What is going on in Doha? The contrasts and seeming contradictions are everywhere. The women shop at high end stores covered from head to toe for pretty little dresses for their daughters and sneakers for their sons. Yet despite the physically apparent signs of what we in the West might call "repression," there are also signs of women's independence, out in groups or alone shopping together, that we simply didn't see much of in Nepal. (I know you can't drive if you are a woman in Saudi Arabia, but I'm not sure the same thing is true in Qatar. Even if it is, the women do seem to move either alone or in packs when they want to.) There are also signs of love and familial teamwork as the men and women shop together and hold hands, like any American couple, and while the man is in a position of dominance, I did see a man pushing a double baby carriage while his wife, face completely covered, walked next to him holding his hand.
The City Centre features a huge arcade full of games and mini amusement rides. I watched a mother with her face covered help her son, dressed in a t-shirt and jean shorts, play whack a mole. A father watched his two sons proudly while his wife, face covered, talked with a friend, hair covered but no face covering.
That's another thing, the diversity is striking. There are women with simply a hijab and the rest of their clothing is Western. There are women in full robes with the hijab, but the robes reveal jeans underneath and the headscarf does not fully cover the hair. There are women in full robes with the hijab covering everything. There are women in full robes with only two eyeslits. Finally there are women with everything covered including a face veil. One woman, pushing her kids, who wore jeans and t-shirts, in a stroller had a black veil with a set of glasses on the OUTSIDE of the veil...as she walked though an arcade. Some robes are simply black and spartan, others sequined and flashy.
I have spent a lot of time studying Islam and the Middle East, but I admit I have never fully comprehended both A: the prevalence of the hijab, and B: the gradations of the hijab. One couple walked bywith the man in the white robes, the woman face covered with just eye slits, and three daughters under the age of 7 all dressed cutely in the same flower print sleeveless dresses.
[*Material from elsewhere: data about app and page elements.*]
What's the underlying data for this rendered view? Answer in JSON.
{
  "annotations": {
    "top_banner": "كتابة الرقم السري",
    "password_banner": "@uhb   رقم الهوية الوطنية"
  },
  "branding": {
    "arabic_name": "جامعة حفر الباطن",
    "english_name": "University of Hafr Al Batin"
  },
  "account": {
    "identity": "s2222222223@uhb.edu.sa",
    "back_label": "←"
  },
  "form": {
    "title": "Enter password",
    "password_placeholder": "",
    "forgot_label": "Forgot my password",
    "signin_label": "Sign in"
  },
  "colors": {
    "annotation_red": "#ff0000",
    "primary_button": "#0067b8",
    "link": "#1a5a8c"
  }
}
When and how will it be determined that the girls move from the practicality (since its 105 degrees out) and "immodesty" of sleeveless floral prints to the modesty of black robes, and will their faces be shown, and will their robes be plain or pretty.
And will their husbands share their modesty and long clothing? The full facial covering or the eye slits are unsettling, but in some ways the hijab alone is not at all in Qatar because, for lack of a better way of putting it, the misery of long clothing seems to be shared by both sexes, though the men get to wear white not black. The men are in full robes, only their hands and feet uncovered, and they too wear headscarfs; the misery of covering up in 105 degree heat is shared. But with the full facial covering, and notion of any degree of equality is completely thrown away.
Wow, what an interesting day. We took a cab back to the hotel along the Corniche and it was a pretty drive. Along the Corniche was the same mix of ex-pats running and traditionally dressed locals as last night. It's a funny mix this place called Doha: Western amenities and traditional garb and values. But, for the last time, it does seem like here the sheiks are chic.
P.S.: Hoping myself to be more than an uniterested tourist, I started asking everyone IK could where they were from. All the workers are from all over, or so it seems. The guy at the gym this morning was from Sri Lanka. In the mall I met a few people from Nepal and from Indonesia, the Philipines, Kenya, India, all over Asia. They come to work long days and are put up in housing paid for by their employers. I can't imagine dealing with the heat!